[Website and app data records]:
______

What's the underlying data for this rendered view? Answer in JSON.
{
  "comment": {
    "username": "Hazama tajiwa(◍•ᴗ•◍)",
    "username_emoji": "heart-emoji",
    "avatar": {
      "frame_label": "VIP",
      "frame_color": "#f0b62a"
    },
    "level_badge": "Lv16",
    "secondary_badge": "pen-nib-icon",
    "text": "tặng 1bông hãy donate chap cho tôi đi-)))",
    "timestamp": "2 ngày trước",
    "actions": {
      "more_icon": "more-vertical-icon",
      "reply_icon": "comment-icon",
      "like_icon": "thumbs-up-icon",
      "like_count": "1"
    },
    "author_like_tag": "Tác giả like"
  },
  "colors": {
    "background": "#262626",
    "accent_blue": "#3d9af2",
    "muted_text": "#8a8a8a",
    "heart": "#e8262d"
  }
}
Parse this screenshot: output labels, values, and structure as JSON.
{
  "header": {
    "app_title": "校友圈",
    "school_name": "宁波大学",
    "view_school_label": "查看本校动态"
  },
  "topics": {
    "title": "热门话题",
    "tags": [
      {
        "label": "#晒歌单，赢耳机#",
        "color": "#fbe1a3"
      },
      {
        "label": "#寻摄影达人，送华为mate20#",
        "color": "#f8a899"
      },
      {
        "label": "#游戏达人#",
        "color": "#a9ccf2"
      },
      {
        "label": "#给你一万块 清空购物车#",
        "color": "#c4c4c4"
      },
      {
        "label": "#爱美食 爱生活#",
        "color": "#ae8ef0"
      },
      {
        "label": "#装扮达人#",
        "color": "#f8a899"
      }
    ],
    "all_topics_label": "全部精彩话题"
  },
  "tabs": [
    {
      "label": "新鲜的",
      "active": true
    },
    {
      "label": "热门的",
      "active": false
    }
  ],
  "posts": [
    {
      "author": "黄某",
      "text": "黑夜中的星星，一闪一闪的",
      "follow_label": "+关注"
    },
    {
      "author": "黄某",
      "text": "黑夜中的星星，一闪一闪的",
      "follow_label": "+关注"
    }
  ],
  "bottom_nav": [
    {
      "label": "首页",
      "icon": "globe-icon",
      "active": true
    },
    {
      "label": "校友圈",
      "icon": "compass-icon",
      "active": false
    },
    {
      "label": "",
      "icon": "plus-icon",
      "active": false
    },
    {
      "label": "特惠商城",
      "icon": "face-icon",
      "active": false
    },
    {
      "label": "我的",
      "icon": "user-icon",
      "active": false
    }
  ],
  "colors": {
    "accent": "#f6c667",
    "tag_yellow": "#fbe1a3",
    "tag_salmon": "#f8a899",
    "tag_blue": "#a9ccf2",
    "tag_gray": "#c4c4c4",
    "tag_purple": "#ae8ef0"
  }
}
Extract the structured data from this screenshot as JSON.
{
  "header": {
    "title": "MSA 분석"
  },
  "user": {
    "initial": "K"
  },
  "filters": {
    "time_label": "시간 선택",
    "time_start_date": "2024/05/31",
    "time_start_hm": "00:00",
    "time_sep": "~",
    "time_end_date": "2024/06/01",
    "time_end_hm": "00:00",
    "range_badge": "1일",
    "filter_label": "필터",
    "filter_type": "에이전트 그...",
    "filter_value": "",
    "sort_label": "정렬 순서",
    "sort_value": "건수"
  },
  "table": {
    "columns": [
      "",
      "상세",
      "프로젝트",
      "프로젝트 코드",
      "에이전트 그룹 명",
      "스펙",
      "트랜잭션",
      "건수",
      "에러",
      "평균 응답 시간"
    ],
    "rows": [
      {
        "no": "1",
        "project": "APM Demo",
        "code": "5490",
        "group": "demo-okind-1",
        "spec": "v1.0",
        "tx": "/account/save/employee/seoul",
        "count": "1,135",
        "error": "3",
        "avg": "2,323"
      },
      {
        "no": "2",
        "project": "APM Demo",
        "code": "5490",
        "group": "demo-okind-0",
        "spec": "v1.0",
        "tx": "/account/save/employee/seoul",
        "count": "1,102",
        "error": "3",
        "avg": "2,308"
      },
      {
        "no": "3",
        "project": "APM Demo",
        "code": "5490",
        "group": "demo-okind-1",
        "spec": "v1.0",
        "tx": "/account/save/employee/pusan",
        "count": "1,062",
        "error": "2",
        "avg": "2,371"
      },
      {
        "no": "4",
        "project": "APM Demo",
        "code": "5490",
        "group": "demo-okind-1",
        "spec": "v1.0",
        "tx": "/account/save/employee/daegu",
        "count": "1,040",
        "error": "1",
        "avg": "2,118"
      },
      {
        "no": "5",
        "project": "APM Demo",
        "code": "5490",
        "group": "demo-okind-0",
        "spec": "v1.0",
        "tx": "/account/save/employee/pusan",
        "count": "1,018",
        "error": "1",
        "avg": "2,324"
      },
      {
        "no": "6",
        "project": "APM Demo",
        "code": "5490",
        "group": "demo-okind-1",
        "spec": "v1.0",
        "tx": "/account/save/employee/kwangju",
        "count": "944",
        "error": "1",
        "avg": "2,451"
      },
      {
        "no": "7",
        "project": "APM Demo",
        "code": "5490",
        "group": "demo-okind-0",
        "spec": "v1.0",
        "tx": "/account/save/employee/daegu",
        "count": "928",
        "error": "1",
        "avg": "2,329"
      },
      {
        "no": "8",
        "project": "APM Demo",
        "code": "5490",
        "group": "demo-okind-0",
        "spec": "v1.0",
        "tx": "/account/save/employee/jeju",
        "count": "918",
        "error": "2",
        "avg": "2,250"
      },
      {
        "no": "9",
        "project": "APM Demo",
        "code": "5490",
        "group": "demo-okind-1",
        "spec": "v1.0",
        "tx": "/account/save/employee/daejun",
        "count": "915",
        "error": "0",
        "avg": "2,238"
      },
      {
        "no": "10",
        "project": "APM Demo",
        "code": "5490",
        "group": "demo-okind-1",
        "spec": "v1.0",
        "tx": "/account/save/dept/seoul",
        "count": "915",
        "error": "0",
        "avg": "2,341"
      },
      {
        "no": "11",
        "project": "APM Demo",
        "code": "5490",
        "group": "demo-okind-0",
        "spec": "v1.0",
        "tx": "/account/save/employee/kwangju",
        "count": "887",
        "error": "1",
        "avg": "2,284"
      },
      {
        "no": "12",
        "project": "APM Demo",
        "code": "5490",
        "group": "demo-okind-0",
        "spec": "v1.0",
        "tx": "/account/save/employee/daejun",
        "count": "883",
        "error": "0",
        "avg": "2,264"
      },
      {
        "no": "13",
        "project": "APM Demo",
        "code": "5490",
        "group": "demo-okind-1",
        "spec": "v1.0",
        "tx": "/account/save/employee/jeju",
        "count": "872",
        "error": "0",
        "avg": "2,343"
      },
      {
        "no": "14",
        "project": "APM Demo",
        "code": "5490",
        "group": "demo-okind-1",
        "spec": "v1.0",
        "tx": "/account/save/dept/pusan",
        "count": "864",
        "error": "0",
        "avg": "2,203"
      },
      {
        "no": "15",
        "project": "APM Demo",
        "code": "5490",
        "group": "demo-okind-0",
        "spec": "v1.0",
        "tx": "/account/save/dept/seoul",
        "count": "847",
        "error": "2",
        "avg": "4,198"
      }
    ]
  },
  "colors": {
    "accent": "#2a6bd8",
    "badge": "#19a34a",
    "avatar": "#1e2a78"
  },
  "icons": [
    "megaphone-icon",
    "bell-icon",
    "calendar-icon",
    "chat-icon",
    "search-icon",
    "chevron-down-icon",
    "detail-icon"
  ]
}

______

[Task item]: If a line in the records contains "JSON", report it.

[Result for this task]:
What's the underlying data for this rendered view? Answer in JSON.
Parse this screenshot: output labels, values, and structure as JSON.
Extract the structured data from this screenshot as JSON.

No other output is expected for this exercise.